[Dataset rows describing interfaces]
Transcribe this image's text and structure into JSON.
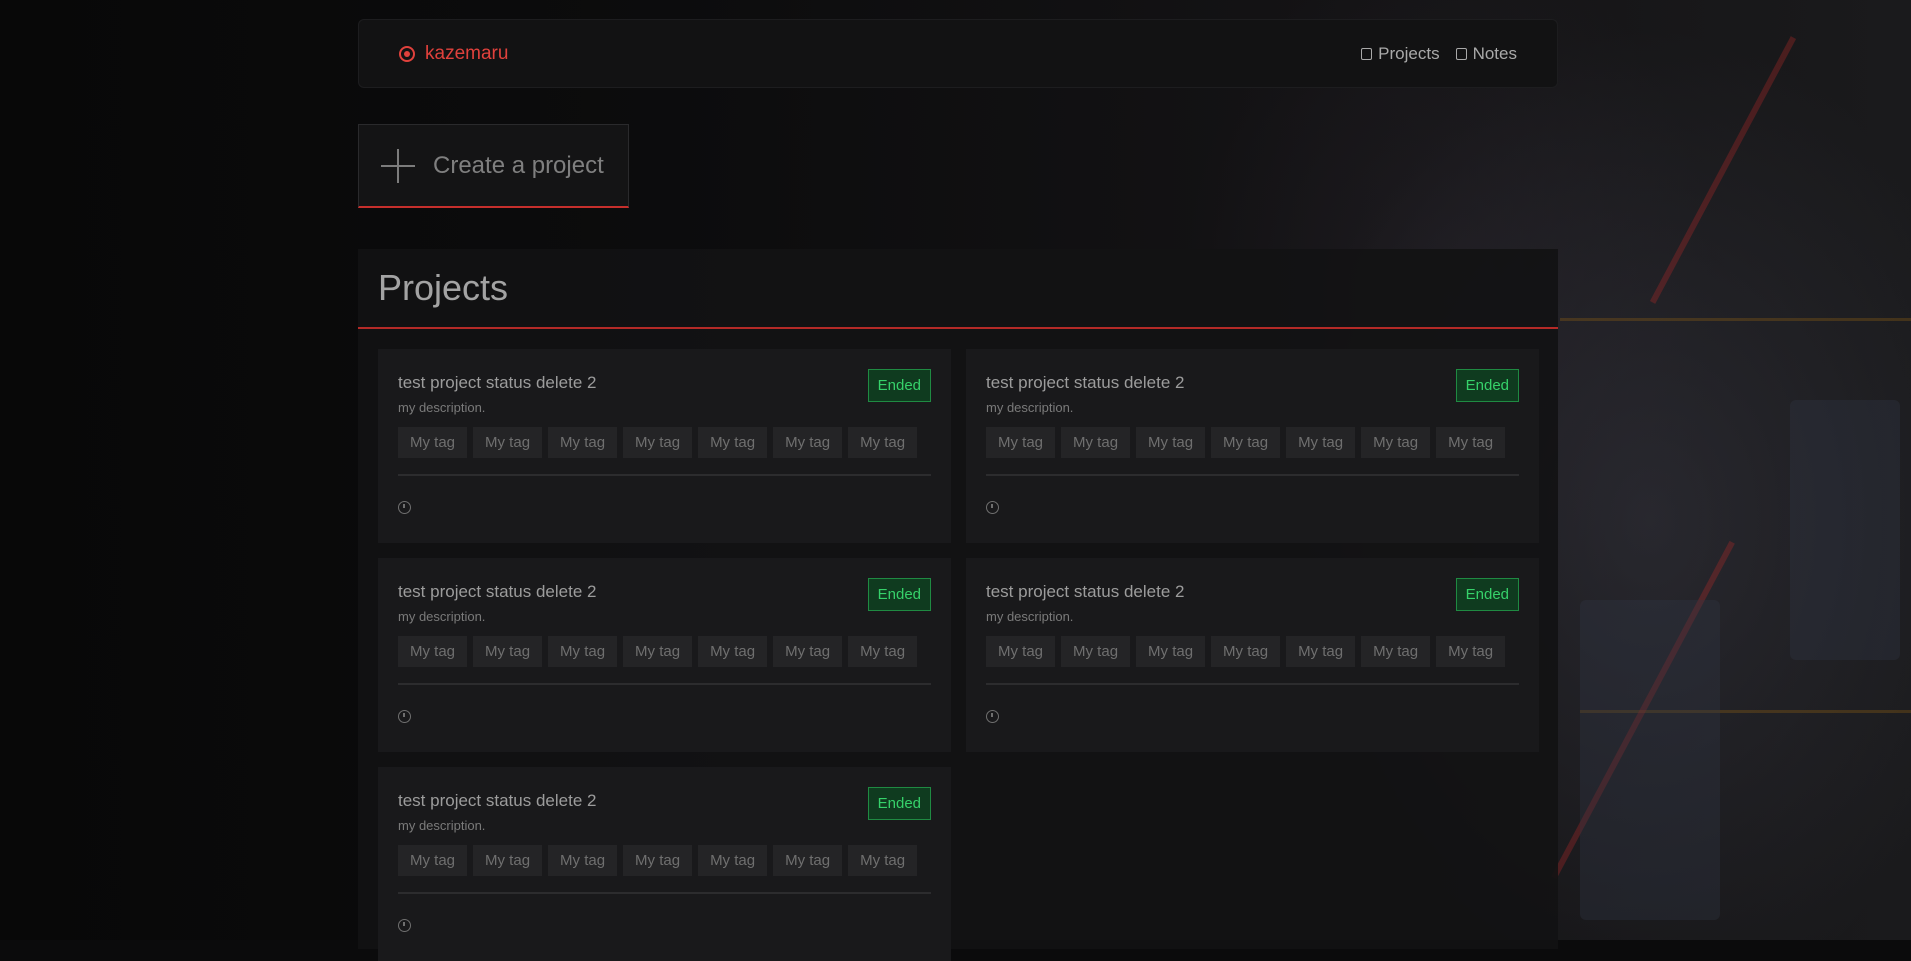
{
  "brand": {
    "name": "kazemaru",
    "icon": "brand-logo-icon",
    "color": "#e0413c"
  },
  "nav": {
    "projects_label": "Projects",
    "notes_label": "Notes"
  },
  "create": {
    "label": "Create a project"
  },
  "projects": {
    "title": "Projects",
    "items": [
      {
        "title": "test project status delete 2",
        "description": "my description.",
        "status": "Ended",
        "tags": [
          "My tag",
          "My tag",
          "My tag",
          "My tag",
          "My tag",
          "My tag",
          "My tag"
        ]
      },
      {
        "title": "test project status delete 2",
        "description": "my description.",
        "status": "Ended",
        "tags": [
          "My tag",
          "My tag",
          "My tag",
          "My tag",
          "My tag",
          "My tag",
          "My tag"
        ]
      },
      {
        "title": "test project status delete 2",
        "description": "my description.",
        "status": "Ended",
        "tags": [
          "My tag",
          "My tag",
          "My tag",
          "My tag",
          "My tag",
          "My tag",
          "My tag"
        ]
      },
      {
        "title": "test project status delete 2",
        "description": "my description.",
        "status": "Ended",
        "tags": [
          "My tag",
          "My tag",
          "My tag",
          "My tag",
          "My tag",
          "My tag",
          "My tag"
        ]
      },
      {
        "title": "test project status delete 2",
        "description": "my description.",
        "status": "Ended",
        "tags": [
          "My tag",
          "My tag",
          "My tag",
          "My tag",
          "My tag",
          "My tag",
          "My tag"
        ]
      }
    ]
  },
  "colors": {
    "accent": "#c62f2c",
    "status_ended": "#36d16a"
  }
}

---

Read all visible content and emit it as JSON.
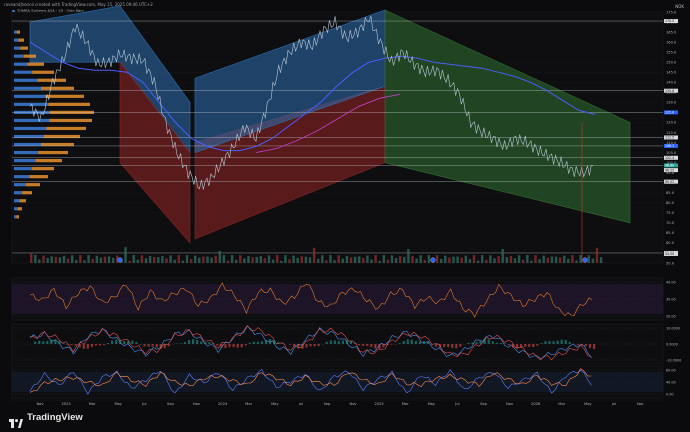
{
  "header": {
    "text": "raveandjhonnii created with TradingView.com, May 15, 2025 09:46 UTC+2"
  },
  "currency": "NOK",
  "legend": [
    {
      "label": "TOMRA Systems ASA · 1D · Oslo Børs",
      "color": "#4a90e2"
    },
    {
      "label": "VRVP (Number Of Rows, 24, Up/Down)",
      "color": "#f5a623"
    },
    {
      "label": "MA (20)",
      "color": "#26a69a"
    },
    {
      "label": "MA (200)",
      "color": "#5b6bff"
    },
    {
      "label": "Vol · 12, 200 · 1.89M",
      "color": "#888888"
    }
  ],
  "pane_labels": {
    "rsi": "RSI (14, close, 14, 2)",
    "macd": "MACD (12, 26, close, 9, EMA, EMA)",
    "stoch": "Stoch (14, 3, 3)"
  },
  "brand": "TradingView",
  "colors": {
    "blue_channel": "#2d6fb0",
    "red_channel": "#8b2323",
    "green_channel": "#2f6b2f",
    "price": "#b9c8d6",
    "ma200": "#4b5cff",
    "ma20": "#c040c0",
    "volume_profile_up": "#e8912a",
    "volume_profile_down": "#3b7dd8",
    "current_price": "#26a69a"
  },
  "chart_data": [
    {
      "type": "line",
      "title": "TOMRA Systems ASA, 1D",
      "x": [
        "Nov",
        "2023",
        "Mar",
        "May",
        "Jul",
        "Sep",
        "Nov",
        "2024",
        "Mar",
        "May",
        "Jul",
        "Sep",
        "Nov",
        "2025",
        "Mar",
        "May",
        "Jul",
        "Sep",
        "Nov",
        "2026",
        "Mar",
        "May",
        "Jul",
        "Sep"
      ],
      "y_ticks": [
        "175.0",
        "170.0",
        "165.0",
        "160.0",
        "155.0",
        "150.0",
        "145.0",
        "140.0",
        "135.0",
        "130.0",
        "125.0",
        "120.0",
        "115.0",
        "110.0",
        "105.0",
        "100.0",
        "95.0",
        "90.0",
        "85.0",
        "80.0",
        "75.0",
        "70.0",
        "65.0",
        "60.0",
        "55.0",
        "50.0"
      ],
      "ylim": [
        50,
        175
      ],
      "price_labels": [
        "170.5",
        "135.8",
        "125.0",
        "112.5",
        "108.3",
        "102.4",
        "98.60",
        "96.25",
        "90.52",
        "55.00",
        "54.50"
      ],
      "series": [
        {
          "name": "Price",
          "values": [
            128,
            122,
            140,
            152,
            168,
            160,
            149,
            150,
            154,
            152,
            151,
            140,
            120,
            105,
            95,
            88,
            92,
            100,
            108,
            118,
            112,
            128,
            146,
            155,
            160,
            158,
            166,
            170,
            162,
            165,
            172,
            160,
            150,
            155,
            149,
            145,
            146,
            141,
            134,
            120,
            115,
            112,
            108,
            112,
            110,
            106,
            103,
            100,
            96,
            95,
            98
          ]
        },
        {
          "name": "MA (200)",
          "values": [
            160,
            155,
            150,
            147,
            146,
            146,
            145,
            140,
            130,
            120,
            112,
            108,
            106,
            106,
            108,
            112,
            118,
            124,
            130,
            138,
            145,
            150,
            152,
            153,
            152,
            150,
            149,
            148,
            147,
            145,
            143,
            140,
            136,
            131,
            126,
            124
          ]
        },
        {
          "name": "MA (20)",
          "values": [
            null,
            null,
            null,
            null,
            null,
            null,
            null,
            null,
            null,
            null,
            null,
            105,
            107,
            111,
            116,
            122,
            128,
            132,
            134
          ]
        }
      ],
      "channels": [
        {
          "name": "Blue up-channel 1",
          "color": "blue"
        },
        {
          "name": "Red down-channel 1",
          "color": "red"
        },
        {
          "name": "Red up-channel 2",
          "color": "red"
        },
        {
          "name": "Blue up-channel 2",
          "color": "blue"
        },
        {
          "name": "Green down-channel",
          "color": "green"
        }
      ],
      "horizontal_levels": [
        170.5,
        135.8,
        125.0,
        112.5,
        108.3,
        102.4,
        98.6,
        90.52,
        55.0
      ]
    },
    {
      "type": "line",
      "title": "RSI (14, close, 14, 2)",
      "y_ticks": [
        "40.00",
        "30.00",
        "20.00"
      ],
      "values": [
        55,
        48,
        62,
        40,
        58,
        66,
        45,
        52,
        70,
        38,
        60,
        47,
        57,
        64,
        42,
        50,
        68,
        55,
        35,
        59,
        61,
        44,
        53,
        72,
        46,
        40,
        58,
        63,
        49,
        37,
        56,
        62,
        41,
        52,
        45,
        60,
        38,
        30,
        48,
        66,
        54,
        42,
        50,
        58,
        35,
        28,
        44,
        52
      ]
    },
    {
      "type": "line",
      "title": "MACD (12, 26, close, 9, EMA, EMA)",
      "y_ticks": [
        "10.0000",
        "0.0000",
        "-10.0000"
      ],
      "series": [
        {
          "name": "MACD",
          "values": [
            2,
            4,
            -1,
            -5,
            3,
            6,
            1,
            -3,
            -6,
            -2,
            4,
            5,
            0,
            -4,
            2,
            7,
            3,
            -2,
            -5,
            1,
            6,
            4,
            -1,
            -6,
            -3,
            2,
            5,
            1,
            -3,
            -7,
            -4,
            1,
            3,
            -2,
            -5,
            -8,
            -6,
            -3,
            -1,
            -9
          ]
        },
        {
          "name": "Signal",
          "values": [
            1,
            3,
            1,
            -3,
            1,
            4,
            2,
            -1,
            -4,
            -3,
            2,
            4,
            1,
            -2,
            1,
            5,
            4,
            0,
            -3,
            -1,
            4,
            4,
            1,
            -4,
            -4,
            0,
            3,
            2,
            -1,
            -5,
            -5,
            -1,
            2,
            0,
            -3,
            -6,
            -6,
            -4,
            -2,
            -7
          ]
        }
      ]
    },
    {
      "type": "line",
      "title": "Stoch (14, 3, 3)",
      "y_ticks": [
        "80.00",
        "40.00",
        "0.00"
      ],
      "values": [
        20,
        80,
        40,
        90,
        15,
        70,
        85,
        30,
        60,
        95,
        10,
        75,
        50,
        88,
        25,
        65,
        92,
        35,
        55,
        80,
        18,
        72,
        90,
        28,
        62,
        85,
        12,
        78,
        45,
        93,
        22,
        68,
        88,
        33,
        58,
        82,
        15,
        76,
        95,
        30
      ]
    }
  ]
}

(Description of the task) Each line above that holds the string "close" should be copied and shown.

(Your solution)
    "rsi": "RSI (14, close, 14, 2)",
    "macd": "MACD (12, 26, close, 9, EMA, EMA)",
      "title": "RSI (14, close, 14, 2)",
      "title": "MACD (12, 26, close, 9, EMA, EMA)",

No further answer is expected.